**Task:**
When writing out the listing below, reproduce every word exactly and skip the pictures.

**Recorded data:**
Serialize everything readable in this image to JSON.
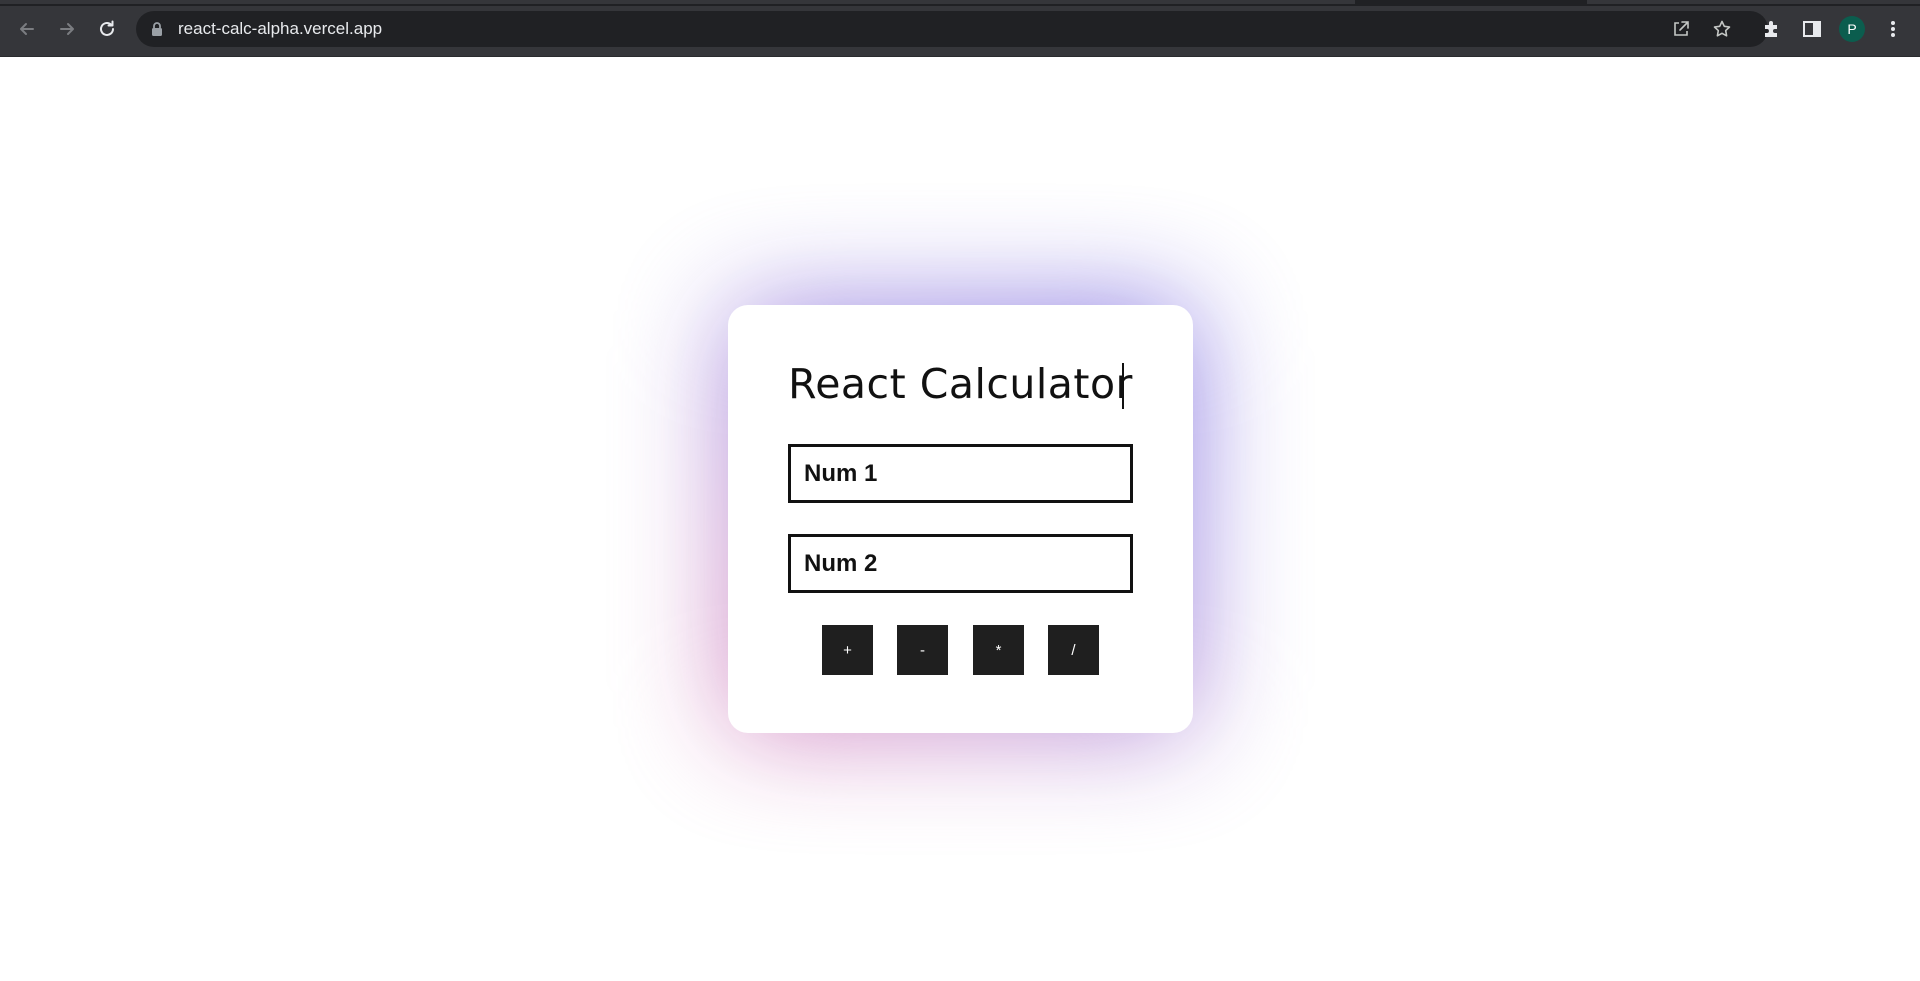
{
  "browser": {
    "url": "react-calc-alpha.vercel.app",
    "profile_initial": "P",
    "icons": {
      "back": "arrow-left-icon",
      "forward": "arrow-right-icon",
      "reload": "reload-icon",
      "lock": "lock-icon",
      "share": "share-icon",
      "bookmark": "star-icon",
      "extensions": "puzzle-icon",
      "side_panel": "side-panel-icon",
      "menu": "kebab-menu-icon"
    }
  },
  "calculator": {
    "title": "React Calculator",
    "num1": {
      "placeholder": "Num 1",
      "value": ""
    },
    "num2": {
      "placeholder": "Num 2",
      "value": ""
    },
    "operations": [
      "+",
      "-",
      "*",
      "/"
    ]
  },
  "colors": {
    "chrome_bg": "#35363a",
    "omnibox_bg": "#202124",
    "glow_violet": "#7d6fe0",
    "glow_pink": "#d57fb8",
    "button_bg": "#1f1f1f",
    "avatar_bg": "#0b5d4e"
  }
}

**Problem solution:**
Serialize everything readable in this image to JSON.
{
  "browser": {
    "url": "react-calc-alpha.vercel.app",
    "profile_initial": "P",
    "icons": {
      "back": "arrow-left-icon",
      "forward": "arrow-right-icon",
      "reload": "reload-icon",
      "lock": "lock-icon",
      "share": "share-icon",
      "bookmark": "star-icon",
      "extensions": "puzzle-icon",
      "side_panel": "side-panel-icon",
      "menu": "kebab-menu-icon"
    }
  },
  "calculator": {
    "title": "React Calculator",
    "num1": {
      "placeholder": "Num 1",
      "value": ""
    },
    "num2": {
      "placeholder": "Num 2",
      "value": ""
    },
    "operations": [
      "+",
      "-",
      "*",
      "/"
    ]
  },
  "colors": {
    "chrome_bg": "#35363a",
    "omnibox_bg": "#202124",
    "glow_violet": "#7d6fe0",
    "glow_pink": "#d57fb8",
    "button_bg": "#1f1f1f",
    "avatar_bg": "#0b5d4e"
  }
}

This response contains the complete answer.